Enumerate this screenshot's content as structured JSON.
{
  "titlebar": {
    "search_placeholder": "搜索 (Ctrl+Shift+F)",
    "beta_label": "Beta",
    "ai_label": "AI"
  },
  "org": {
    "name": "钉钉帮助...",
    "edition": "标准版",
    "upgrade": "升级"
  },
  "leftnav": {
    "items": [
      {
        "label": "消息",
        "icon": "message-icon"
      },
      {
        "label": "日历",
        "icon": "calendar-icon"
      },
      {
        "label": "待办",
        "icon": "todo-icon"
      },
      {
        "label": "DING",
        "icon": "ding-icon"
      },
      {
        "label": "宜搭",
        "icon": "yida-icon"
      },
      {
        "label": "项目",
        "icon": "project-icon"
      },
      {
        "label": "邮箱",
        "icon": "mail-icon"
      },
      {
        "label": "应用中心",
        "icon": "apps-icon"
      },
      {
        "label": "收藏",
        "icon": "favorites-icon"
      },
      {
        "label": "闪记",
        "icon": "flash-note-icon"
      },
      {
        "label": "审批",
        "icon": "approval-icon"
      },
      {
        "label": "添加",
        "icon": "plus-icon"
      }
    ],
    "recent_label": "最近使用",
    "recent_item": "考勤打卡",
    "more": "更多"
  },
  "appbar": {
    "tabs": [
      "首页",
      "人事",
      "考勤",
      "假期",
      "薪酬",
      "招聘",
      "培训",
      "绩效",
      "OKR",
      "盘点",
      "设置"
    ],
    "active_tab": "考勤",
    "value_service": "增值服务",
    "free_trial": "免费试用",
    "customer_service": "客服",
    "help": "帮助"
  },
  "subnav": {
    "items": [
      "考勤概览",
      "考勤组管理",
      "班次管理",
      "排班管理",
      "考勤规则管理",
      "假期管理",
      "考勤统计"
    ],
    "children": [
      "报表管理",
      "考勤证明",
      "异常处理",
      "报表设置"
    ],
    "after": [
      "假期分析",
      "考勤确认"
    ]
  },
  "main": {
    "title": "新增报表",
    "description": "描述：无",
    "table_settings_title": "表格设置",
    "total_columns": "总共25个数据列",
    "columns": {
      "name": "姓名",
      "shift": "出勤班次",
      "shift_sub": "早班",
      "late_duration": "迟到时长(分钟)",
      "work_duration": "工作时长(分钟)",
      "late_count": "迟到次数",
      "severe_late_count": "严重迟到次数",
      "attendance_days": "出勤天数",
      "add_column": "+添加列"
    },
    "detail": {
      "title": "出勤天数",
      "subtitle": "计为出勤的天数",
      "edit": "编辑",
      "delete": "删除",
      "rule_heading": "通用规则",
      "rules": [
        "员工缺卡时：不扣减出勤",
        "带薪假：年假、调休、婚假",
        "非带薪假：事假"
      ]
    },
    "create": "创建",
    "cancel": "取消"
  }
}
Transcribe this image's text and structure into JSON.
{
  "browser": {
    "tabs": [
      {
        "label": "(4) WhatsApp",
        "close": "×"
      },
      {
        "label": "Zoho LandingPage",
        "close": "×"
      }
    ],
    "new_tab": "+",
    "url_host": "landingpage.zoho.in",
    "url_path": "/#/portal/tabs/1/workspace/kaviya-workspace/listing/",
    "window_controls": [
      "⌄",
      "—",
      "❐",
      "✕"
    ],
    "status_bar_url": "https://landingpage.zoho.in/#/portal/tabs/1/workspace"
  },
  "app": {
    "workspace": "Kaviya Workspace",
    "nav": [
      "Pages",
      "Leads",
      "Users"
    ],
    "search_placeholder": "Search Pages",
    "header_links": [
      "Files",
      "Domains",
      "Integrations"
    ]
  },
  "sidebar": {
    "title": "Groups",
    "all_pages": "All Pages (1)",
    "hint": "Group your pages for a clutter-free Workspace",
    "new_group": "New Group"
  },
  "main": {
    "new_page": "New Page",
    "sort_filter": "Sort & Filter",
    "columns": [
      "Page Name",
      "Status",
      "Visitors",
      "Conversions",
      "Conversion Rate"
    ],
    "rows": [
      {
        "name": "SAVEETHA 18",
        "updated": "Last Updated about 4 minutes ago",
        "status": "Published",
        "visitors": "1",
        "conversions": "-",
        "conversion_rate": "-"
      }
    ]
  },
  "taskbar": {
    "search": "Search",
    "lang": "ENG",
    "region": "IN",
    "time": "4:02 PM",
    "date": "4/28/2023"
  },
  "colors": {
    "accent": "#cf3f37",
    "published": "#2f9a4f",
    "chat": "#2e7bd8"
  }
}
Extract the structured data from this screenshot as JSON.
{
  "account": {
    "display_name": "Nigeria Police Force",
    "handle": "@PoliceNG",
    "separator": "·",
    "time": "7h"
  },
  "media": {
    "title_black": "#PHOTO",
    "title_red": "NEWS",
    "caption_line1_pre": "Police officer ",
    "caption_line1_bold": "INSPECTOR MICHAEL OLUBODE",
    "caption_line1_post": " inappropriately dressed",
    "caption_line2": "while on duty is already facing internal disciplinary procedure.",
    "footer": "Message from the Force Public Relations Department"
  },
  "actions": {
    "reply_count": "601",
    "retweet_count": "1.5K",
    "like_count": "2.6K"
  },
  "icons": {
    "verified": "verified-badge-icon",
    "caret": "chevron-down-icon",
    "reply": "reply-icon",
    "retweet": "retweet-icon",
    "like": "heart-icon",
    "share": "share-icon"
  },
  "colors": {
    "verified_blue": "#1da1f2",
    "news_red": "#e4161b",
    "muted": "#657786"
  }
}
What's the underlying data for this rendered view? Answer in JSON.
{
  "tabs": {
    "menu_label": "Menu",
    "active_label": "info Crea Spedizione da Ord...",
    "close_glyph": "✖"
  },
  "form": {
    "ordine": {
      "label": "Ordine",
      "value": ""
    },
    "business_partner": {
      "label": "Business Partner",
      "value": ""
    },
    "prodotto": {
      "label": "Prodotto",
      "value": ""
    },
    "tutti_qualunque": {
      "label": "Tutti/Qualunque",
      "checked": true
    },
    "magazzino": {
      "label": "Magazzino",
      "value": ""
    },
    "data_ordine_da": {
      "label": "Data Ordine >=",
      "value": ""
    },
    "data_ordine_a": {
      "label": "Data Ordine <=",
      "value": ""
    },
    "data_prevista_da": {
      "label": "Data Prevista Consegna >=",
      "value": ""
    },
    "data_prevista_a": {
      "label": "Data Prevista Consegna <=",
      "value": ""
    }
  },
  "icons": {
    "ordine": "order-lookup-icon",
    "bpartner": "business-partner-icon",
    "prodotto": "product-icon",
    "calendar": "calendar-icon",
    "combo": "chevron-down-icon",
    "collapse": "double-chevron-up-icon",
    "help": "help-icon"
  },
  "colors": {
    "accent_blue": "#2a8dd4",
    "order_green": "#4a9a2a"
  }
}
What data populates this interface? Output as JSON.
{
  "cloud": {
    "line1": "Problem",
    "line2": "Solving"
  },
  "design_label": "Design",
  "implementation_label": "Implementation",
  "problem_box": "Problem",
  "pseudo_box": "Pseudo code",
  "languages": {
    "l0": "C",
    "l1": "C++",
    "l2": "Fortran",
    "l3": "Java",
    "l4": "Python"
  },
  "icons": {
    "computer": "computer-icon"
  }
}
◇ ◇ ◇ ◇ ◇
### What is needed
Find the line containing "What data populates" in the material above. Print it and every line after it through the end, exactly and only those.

### Output for this exercise
What data populates this interface? Output as JSON.
{
  "cloud": {
    "line1": "Problem",
    "line2": "Solving"
  },
  "design_label": "Design",
  "implementation_label": "Implementation",
  "problem_box": "Problem",
  "pseudo_box": "Pseudo code",
  "languages": {
    "l0": "C",
    "l1": "C++",
    "l2": "Fortran",
    "l3": "Java",
    "l4": "Python"
  },
  "icons": {
    "computer": "computer-icon"
  }
}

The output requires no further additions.